[[ Available data, beginning ]]
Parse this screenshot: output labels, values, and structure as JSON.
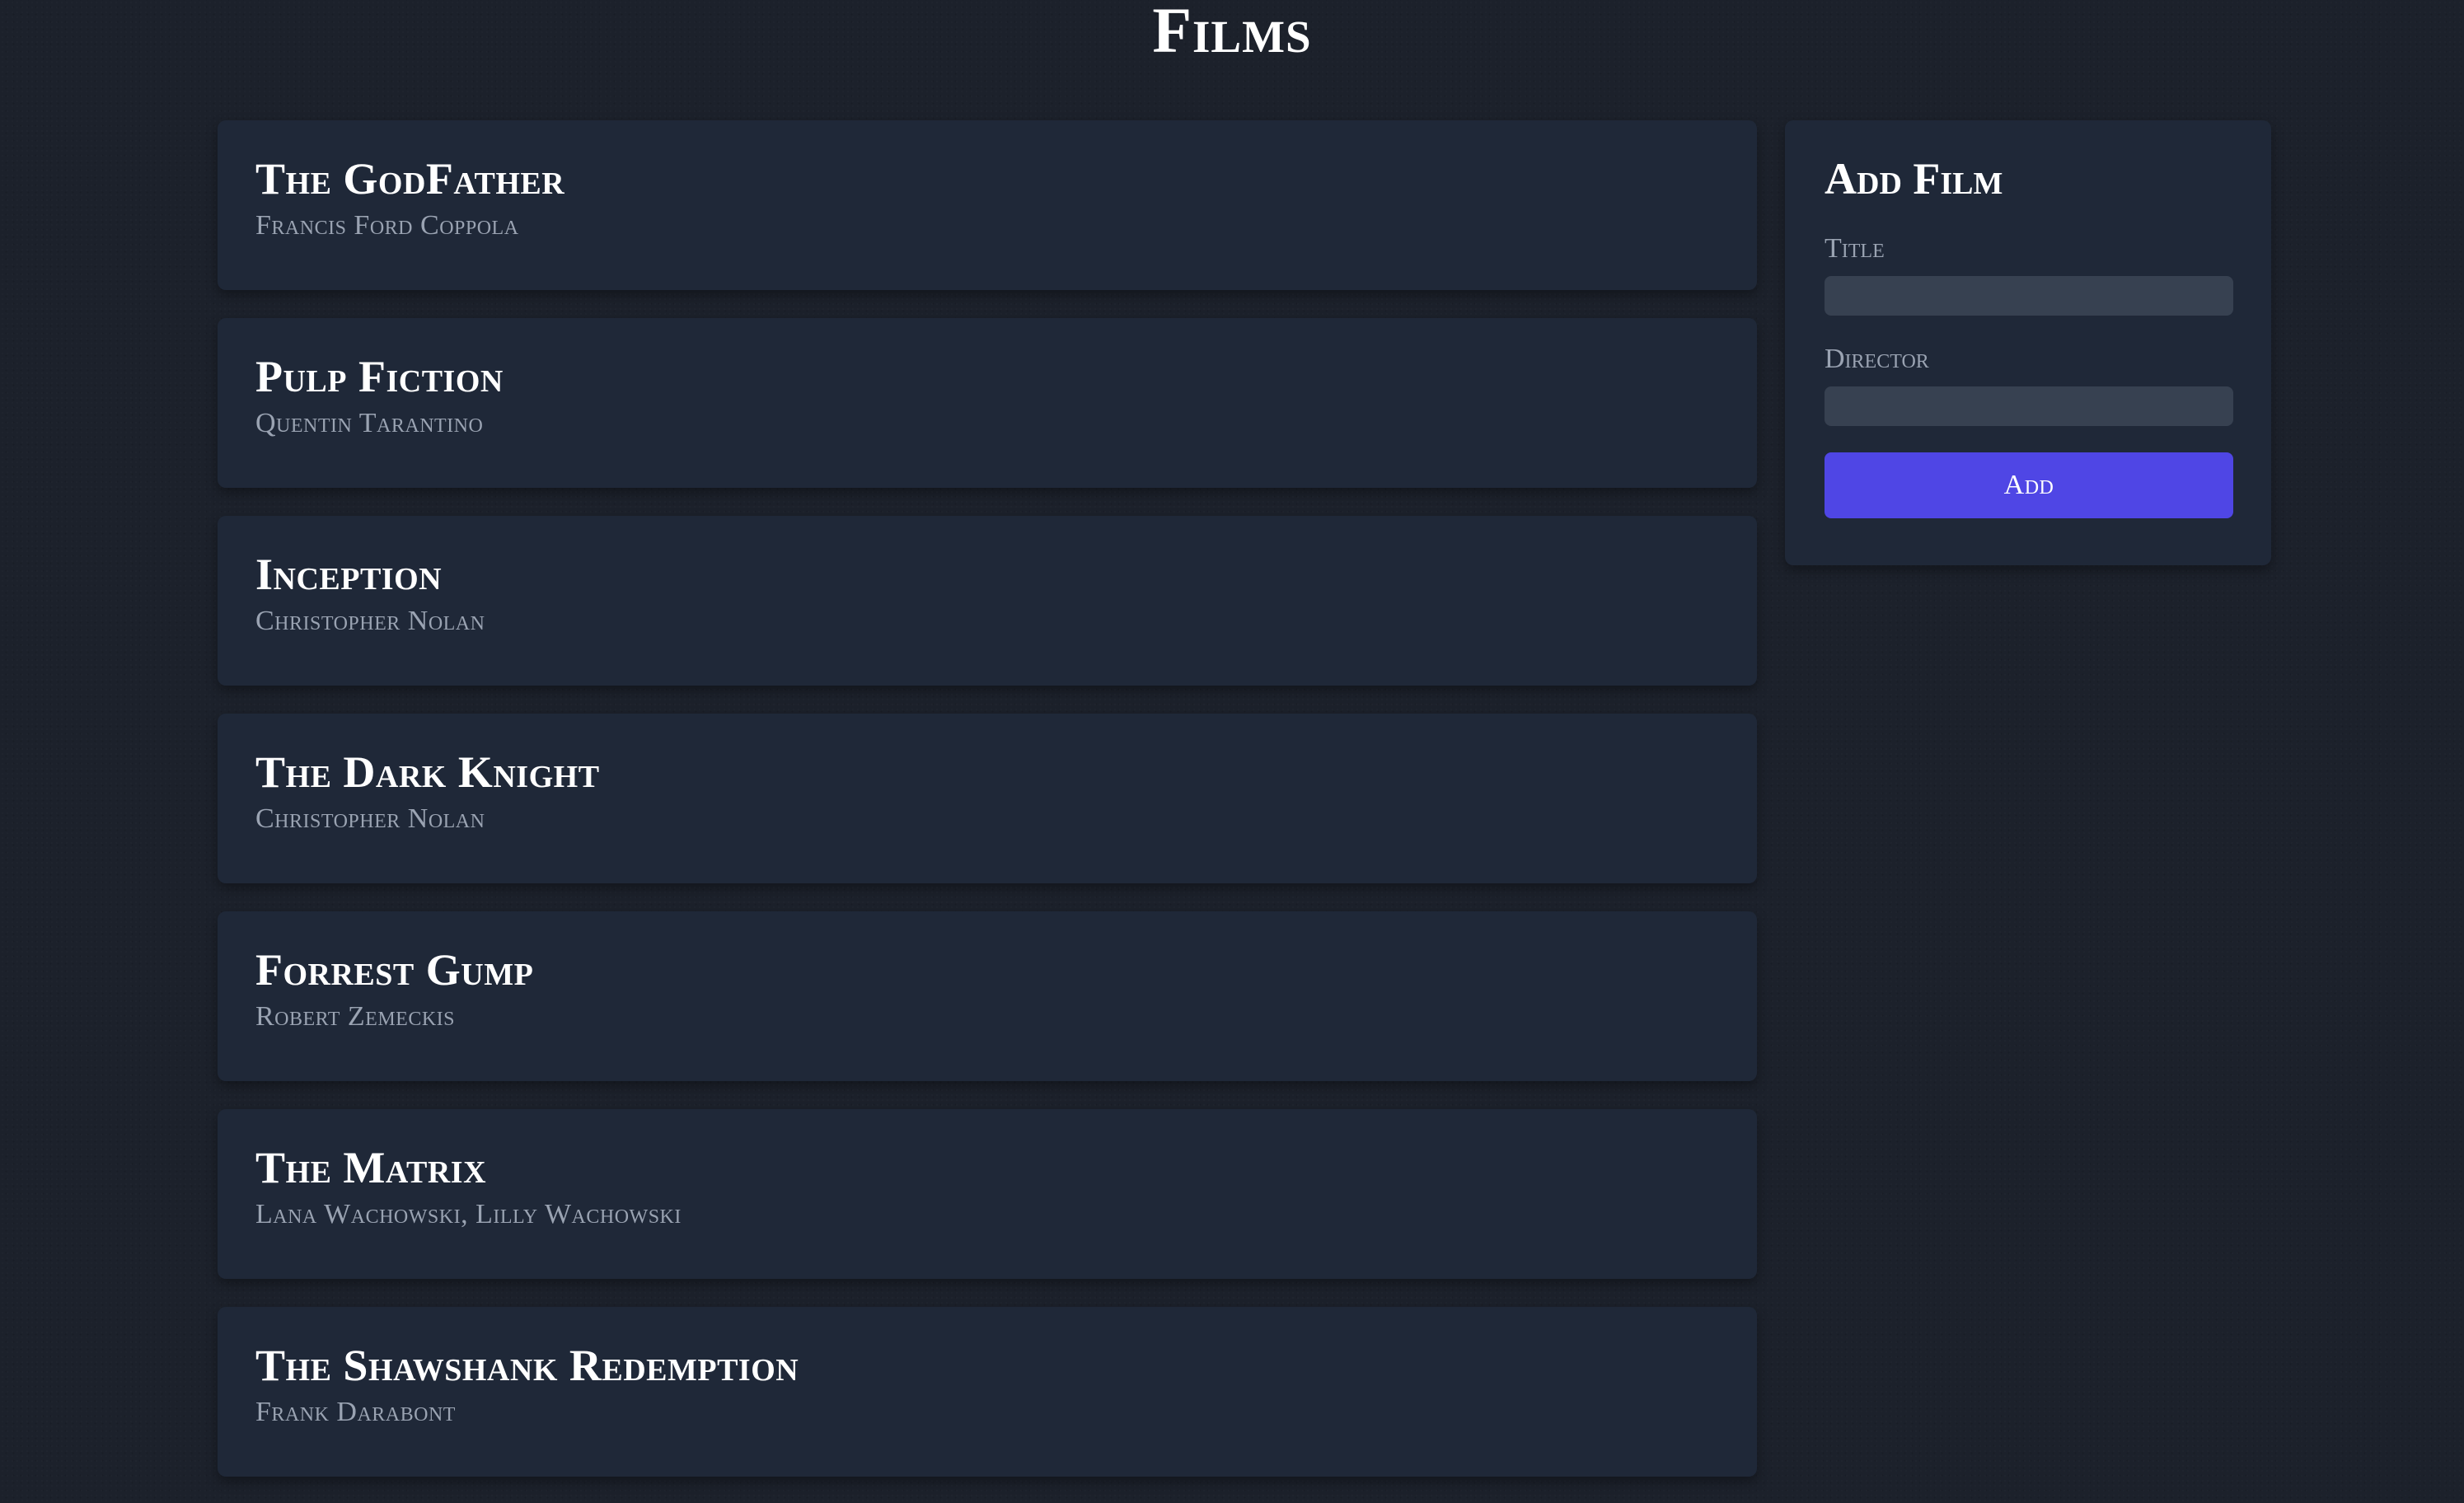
{
  "page": {
    "title": "Films"
  },
  "films": [
    {
      "title": "The GodFather",
      "director": "Francis Ford Coppola"
    },
    {
      "title": "Pulp Fiction",
      "director": "Quentin Tarantino"
    },
    {
      "title": "Inception",
      "director": "Christopher Nolan"
    },
    {
      "title": "The Dark Knight",
      "director": "Christopher Nolan"
    },
    {
      "title": "Forrest Gump",
      "director": "Robert Zemeckis"
    },
    {
      "title": "The Matrix",
      "director": "Lana Wachowski, Lilly Wachowski"
    },
    {
      "title": "The Shawshank Redemption",
      "director": "Frank Darabont"
    }
  ],
  "add_form": {
    "heading": "Add Film",
    "title_label": "Title",
    "title_value": "",
    "director_label": "Director",
    "director_value": "",
    "submit_label": "Add"
  },
  "colors": {
    "background": "#1c212b",
    "card": "#1f2838",
    "input": "#374151",
    "accent": "#4f46e5",
    "muted_text": "#9aa3b2"
  }
}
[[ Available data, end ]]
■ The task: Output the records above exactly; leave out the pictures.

■ Output:
Parse this screenshot: output labels, values, and structure as JSON.
{
  "page": {
    "title": "Films"
  },
  "films": [
    {
      "title": "The GodFather",
      "director": "Francis Ford Coppola"
    },
    {
      "title": "Pulp Fiction",
      "director": "Quentin Tarantino"
    },
    {
      "title": "Inception",
      "director": "Christopher Nolan"
    },
    {
      "title": "The Dark Knight",
      "director": "Christopher Nolan"
    },
    {
      "title": "Forrest Gump",
      "director": "Robert Zemeckis"
    },
    {
      "title": "The Matrix",
      "director": "Lana Wachowski, Lilly Wachowski"
    },
    {
      "title": "The Shawshank Redemption",
      "director": "Frank Darabont"
    }
  ],
  "add_form": {
    "heading": "Add Film",
    "title_label": "Title",
    "title_value": "",
    "director_label": "Director",
    "director_value": "",
    "submit_label": "Add"
  },
  "colors": {
    "background": "#1c212b",
    "card": "#1f2838",
    "input": "#374151",
    "accent": "#4f46e5",
    "muted_text": "#9aa3b2"
  }
}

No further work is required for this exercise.